This week, The Stream and the Center for Science & Culture are teaming up the ahead of the March for Science to provide some crucial ballast. From April 17-21, The Stream and the CSC will counter the March for Science’s hypocritical claims of openness and diversity with a series of essays from leading scientists and scholars.
Today, CSC Associate Director John G. West has a post up at The Stream highlighting the double standards upheld by the March for Science organizers, and what they tell us about the purpose of the March. In “March for Science or March for Secularism?” he writes:
March organizers say they believe that “science works best when scientists come from diverse perspectives.” They also claim that the “scientific community is best served by including voices and contributions from people of all identities and backgrounds.”
Tell that to scientists who think there is evidence of intelligent design in nature.

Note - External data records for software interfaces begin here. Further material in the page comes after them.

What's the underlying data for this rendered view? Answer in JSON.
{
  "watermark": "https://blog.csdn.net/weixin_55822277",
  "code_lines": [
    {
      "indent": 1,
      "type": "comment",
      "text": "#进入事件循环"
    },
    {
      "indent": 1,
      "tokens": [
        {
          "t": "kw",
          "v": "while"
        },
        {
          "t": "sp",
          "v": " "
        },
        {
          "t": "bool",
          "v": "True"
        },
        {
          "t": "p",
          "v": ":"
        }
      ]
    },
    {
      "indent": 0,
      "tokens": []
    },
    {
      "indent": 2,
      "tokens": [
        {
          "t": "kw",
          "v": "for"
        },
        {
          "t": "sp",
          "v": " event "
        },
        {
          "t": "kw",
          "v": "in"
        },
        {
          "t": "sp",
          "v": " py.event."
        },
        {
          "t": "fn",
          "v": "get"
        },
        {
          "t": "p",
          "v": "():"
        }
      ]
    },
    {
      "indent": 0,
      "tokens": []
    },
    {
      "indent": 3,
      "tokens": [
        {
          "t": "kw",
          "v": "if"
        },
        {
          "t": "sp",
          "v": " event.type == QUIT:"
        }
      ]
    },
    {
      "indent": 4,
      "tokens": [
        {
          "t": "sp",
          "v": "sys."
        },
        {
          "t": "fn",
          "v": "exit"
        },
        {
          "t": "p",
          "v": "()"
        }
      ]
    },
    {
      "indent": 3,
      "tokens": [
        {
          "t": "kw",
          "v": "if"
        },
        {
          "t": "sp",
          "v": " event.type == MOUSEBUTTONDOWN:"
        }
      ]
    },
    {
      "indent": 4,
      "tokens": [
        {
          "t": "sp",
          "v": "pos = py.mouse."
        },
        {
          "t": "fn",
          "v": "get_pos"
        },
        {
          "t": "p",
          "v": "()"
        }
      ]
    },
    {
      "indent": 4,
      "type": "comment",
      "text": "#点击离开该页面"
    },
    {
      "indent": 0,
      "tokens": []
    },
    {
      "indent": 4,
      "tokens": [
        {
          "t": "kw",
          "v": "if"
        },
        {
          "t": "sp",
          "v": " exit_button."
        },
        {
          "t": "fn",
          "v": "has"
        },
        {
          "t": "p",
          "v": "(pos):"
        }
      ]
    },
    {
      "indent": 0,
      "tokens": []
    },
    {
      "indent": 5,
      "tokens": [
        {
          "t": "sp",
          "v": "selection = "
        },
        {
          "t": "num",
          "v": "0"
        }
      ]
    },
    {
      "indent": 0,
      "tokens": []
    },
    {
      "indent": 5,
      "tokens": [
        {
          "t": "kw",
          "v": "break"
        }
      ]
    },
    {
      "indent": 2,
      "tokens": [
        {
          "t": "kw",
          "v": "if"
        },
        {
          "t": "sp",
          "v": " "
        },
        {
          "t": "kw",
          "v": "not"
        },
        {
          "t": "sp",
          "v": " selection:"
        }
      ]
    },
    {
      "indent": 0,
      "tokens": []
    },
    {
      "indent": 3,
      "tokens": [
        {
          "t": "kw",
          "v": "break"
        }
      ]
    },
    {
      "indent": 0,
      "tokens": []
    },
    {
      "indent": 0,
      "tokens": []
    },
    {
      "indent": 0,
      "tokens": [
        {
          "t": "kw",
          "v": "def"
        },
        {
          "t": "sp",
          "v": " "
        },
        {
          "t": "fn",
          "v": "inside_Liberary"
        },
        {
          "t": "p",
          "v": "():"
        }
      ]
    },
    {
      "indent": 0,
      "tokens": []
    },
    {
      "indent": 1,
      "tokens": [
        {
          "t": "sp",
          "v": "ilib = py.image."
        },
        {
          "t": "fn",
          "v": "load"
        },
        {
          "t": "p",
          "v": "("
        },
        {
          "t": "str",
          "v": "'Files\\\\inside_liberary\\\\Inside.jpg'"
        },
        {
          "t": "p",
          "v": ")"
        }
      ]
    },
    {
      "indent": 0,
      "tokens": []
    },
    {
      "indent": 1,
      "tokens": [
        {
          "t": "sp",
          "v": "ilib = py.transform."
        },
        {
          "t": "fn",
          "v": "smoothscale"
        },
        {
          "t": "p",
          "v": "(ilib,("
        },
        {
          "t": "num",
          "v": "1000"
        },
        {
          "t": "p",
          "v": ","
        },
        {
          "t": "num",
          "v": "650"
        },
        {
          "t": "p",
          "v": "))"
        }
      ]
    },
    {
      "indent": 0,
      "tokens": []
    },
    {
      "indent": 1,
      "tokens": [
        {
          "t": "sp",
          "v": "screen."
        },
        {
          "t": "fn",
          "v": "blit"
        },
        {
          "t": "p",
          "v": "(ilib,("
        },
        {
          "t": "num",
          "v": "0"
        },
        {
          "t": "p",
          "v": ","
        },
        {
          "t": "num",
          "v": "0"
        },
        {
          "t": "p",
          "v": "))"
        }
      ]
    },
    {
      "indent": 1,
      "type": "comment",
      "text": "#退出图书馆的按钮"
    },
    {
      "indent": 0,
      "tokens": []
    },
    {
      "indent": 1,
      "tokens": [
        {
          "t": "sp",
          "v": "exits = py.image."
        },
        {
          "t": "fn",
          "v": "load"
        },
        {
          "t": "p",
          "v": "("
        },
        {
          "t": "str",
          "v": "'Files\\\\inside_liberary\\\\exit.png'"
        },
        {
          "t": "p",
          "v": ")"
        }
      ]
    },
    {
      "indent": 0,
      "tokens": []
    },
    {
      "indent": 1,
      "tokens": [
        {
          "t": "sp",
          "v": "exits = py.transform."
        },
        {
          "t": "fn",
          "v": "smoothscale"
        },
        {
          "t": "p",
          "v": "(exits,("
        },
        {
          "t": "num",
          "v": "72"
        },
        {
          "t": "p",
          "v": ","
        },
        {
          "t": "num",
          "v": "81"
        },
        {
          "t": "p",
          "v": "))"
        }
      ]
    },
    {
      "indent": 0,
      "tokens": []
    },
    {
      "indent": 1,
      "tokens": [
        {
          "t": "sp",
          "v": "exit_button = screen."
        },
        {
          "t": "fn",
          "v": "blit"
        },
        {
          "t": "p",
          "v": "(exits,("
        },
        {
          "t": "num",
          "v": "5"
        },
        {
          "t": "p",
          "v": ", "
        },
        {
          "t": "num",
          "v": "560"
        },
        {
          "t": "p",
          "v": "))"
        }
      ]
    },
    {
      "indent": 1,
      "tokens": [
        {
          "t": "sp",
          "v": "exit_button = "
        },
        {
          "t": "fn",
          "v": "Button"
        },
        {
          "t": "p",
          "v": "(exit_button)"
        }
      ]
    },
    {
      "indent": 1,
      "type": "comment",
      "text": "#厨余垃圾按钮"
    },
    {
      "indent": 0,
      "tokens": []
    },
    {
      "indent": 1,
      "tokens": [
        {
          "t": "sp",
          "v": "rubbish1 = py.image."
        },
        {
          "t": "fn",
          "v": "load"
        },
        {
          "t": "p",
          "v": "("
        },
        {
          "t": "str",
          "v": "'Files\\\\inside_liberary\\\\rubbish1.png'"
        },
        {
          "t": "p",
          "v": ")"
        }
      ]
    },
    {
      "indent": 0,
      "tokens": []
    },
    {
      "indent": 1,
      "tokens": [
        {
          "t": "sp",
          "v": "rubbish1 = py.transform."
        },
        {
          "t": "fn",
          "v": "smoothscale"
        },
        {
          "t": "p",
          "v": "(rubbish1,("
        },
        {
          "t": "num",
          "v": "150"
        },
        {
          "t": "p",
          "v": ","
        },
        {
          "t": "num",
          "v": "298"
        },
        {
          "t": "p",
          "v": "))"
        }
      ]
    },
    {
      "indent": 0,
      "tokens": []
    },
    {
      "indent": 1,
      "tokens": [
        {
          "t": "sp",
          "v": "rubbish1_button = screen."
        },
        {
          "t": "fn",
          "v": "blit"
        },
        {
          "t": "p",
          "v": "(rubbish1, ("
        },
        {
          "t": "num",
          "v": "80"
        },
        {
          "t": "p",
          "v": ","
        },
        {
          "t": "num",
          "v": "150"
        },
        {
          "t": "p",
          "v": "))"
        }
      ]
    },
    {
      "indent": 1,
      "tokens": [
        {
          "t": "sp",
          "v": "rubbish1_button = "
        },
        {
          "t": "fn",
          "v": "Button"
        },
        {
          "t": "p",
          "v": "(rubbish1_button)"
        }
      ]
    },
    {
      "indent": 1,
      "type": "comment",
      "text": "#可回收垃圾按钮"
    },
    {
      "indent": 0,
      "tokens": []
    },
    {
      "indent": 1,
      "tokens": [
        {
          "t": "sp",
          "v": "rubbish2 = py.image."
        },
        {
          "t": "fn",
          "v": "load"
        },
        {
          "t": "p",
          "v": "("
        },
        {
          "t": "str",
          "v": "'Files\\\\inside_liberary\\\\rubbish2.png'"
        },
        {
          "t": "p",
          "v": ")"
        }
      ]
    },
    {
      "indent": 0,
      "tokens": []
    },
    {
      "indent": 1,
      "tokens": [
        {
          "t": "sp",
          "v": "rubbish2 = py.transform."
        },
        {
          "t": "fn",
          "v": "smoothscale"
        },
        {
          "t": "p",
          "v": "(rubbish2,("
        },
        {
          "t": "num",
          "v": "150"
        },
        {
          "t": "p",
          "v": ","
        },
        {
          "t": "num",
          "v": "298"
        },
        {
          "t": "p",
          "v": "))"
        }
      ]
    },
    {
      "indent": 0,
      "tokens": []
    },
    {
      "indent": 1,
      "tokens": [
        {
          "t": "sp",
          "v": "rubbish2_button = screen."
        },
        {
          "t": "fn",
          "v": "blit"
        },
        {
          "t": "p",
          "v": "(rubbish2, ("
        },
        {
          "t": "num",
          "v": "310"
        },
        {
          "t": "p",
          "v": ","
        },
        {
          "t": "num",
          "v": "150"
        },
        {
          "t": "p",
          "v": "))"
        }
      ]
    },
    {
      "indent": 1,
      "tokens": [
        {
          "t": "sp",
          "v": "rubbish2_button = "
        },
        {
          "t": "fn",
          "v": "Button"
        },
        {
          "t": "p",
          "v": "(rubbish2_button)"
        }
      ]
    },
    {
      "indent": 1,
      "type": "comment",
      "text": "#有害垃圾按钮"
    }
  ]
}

Discovery Institute represents many of those scientists, and so asked to become a “partner” for the March. We were turned down flat.
I asked the March co-chair Jonathan Berman to explain why. He emailed me that “it is not our policy to advance specific worldviews or ideas outside of current consensuses of scientific fields.”
That seems odd, considering some of the other groups that the organizers seemed to have no problem partnering with. West notes that these include American Humanist Association, Secular Student Alliance, and the Secular Coalition for America—all of which use science to argue that God doesn’t exist. So much for no “specific worldviews.”
Then there is the March’s honorary co-chair Bill Nye, the “Science Guy.” A few years ago, Nye was named “Humanist of the Year.” He claims “evolution is not guided by a mind or a plan.” He also invokes science to argue that humans are “insignificant” and “suck.”
So according to the leaders of the March for Science, if you argue that science provides evidence of purposeful design, you’re anti-science. But if you argue science disproves God and shows humans “suck,” that’s fine.
Read the rest at The Stream, and check back for more articles in the “Science for All” series!